Top of Given entries

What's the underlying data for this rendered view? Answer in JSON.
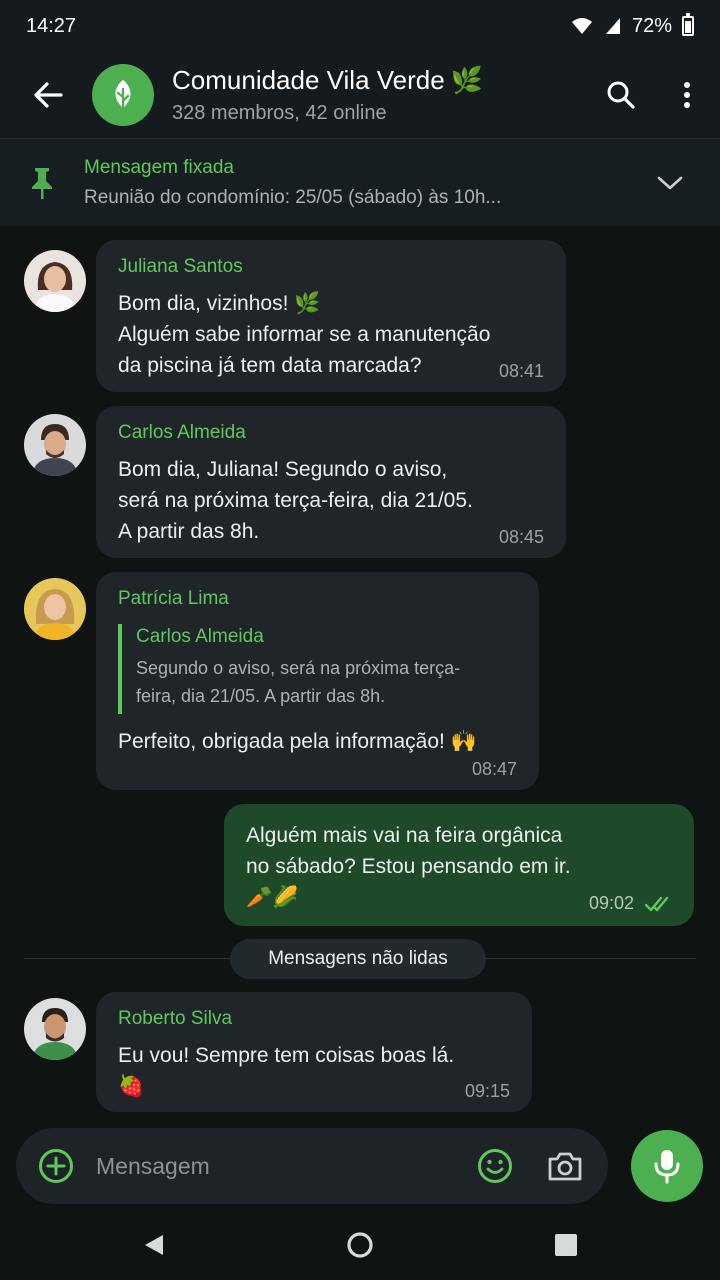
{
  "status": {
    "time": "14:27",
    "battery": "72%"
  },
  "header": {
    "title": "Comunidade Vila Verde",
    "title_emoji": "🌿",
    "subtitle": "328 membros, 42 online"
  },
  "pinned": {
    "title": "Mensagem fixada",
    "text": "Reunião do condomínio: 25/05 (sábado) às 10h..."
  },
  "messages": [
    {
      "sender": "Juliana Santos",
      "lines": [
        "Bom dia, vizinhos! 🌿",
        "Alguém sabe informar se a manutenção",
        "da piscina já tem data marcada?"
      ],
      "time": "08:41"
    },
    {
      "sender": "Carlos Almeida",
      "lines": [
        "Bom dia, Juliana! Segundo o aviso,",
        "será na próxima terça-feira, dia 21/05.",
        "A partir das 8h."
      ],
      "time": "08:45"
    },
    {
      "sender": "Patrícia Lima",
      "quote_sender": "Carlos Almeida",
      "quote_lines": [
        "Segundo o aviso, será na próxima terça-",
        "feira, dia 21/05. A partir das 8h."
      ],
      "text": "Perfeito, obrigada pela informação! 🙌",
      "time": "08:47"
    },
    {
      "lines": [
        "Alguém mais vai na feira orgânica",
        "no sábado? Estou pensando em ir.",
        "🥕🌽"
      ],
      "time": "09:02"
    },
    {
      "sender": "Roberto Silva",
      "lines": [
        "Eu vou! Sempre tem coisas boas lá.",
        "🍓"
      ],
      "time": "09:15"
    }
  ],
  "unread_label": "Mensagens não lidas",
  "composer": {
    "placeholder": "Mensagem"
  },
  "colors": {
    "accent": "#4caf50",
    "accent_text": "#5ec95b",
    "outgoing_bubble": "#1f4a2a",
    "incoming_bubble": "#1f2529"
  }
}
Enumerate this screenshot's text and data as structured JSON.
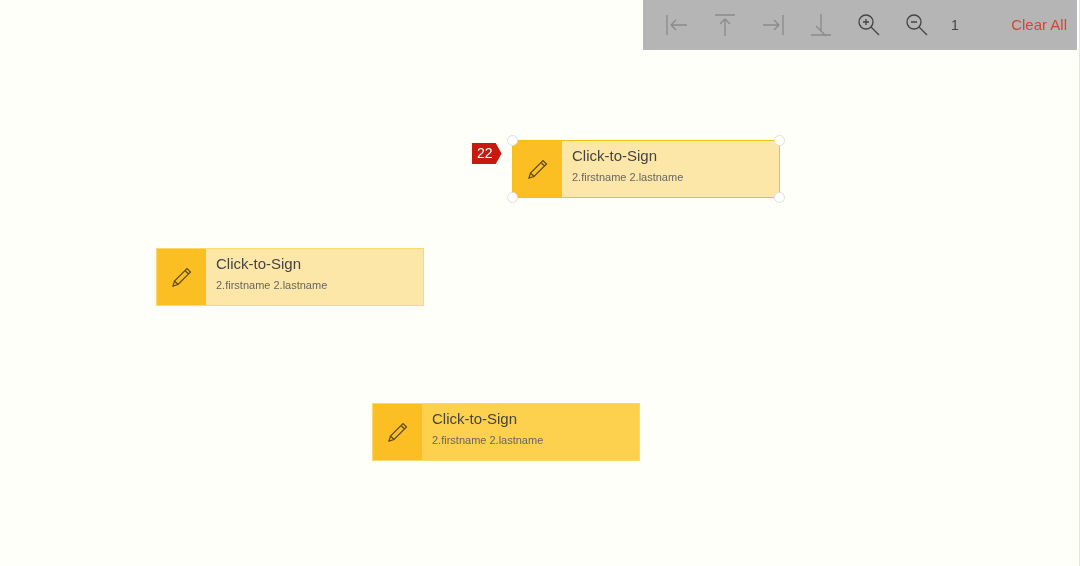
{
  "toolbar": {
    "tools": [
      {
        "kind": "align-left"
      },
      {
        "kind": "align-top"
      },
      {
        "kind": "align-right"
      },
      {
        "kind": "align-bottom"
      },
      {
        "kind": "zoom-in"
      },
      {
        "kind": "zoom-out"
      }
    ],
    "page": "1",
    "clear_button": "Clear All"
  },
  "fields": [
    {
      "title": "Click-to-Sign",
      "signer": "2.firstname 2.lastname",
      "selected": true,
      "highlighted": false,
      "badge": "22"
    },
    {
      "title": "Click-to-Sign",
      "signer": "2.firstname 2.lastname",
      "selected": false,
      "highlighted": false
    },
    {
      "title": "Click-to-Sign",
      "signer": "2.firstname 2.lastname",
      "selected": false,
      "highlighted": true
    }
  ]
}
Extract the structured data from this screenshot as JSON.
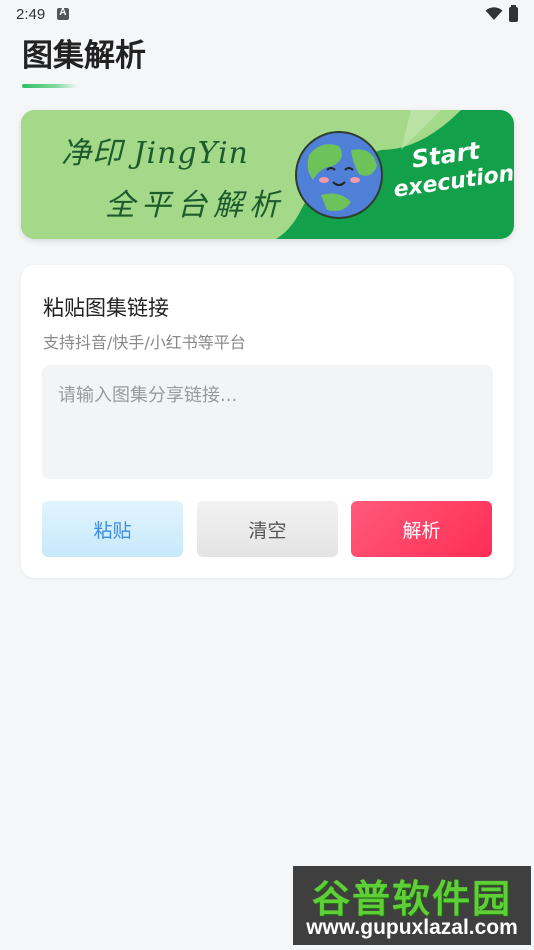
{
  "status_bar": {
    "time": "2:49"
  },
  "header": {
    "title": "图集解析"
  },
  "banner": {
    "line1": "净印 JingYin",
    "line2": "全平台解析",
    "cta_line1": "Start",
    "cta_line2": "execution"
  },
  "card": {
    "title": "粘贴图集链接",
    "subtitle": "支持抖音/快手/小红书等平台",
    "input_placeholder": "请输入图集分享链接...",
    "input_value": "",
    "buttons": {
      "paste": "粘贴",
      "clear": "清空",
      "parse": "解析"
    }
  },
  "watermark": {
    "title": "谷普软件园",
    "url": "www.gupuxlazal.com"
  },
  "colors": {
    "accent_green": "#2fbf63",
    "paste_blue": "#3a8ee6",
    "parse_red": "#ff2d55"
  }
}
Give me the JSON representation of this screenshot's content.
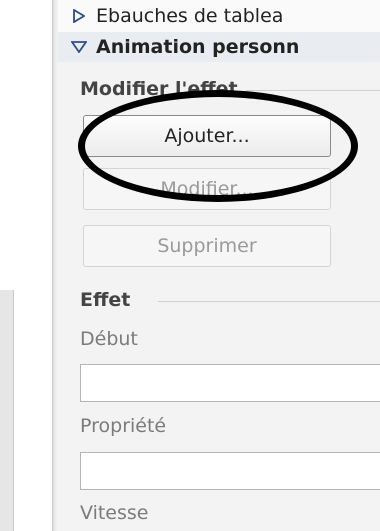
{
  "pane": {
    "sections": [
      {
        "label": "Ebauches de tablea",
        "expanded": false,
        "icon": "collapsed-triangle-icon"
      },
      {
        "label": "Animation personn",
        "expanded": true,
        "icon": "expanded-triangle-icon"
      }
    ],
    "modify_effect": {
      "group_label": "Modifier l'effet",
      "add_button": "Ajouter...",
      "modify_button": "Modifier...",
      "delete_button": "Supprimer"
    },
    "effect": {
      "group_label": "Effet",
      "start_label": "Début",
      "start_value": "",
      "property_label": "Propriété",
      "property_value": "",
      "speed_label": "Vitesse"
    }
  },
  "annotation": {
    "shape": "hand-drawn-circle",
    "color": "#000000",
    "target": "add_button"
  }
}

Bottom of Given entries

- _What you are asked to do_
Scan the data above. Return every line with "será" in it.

- _Solution for this task_
        "será na próxima terça-feira, dia 21/05.",
        "Segundo o aviso, será na próxima terça-",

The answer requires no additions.